===== Entries shown

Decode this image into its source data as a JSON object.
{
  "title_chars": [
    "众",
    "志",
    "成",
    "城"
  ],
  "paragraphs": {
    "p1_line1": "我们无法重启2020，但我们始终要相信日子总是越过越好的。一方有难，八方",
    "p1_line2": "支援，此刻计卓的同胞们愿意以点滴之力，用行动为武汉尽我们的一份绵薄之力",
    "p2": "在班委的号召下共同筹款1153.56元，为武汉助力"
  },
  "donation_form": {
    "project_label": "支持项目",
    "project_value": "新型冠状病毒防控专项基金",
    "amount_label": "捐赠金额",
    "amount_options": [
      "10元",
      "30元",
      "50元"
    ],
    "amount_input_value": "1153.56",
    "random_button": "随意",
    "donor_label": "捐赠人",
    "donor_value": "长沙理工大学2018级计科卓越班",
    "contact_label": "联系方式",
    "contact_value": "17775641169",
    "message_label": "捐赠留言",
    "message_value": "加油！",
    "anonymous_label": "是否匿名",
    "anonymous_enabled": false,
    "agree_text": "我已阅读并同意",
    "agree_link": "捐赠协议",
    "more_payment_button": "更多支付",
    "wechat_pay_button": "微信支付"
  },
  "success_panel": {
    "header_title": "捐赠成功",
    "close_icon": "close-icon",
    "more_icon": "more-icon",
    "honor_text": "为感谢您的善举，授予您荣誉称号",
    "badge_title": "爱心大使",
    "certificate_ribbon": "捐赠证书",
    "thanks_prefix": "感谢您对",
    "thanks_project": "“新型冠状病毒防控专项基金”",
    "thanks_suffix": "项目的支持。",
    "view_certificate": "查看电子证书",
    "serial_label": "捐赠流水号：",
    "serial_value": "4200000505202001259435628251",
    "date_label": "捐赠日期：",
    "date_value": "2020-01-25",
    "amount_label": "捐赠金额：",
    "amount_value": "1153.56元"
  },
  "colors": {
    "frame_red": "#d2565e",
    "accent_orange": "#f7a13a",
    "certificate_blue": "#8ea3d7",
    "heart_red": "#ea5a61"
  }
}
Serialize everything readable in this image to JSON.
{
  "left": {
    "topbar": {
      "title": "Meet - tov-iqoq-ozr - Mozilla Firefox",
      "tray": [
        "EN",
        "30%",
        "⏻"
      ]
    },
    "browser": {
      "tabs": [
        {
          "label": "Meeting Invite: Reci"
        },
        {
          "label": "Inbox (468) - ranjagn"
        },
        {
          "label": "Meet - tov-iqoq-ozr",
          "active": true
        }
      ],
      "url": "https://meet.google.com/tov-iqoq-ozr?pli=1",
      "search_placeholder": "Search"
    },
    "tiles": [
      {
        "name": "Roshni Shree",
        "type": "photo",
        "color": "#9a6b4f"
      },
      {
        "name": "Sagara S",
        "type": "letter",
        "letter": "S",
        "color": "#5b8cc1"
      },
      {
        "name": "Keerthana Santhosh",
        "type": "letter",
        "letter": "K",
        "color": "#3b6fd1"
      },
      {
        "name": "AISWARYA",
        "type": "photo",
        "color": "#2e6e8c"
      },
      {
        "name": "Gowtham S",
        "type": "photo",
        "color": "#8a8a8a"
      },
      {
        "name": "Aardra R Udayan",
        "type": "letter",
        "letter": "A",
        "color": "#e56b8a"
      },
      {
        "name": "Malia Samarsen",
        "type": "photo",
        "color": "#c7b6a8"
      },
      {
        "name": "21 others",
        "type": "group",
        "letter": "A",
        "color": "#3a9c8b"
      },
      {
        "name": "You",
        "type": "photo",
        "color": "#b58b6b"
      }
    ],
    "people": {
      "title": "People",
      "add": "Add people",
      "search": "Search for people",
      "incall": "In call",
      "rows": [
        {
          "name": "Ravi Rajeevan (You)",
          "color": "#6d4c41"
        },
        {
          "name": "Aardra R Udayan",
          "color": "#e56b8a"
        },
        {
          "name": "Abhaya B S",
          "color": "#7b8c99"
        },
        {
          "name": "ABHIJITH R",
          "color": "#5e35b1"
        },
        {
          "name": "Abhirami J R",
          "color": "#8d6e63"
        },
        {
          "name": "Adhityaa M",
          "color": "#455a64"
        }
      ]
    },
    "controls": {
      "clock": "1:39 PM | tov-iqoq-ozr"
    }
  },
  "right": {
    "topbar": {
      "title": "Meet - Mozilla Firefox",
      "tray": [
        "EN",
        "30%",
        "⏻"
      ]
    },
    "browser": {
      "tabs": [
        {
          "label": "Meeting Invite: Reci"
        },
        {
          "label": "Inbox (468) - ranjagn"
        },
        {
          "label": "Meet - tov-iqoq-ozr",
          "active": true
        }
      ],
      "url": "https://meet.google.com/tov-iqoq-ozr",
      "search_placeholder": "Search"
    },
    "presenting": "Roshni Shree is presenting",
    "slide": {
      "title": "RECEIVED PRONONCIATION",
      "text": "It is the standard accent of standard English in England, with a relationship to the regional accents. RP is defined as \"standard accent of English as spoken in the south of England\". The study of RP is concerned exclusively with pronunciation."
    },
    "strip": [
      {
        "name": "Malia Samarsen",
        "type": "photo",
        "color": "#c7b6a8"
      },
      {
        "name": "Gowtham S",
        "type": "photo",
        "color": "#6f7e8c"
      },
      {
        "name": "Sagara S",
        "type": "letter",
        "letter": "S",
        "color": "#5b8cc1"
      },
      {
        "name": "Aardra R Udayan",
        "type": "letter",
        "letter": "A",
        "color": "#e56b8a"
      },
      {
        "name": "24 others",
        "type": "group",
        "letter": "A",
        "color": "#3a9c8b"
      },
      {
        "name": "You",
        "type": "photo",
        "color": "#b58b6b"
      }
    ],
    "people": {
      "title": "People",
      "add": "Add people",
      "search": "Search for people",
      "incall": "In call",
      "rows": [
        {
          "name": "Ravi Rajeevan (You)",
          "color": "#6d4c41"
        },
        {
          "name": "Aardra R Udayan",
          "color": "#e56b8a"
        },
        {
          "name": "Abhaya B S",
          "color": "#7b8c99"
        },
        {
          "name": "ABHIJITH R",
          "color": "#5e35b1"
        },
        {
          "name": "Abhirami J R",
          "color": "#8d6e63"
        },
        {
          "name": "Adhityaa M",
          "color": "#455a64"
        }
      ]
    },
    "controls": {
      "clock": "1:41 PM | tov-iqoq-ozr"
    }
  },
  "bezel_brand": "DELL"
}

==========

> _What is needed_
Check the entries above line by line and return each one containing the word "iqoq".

> _Solution to the problem_
      "title": "Meet - tov-iqoq-ozr - Mozilla Firefox",
          "label": "Meet - tov-iqoq-ozr",
      "url": "https://meet.google.com/tov-iqoq-ozr?pli=1",
      "clock": "1:39 PM | tov-iqoq-ozr"
          "label": "Meet - tov-iqoq-ozr",
      "url": "https://meet.google.com/tov-iqoq-ozr",
      "clock": "1:41 PM | tov-iqoq-ozr"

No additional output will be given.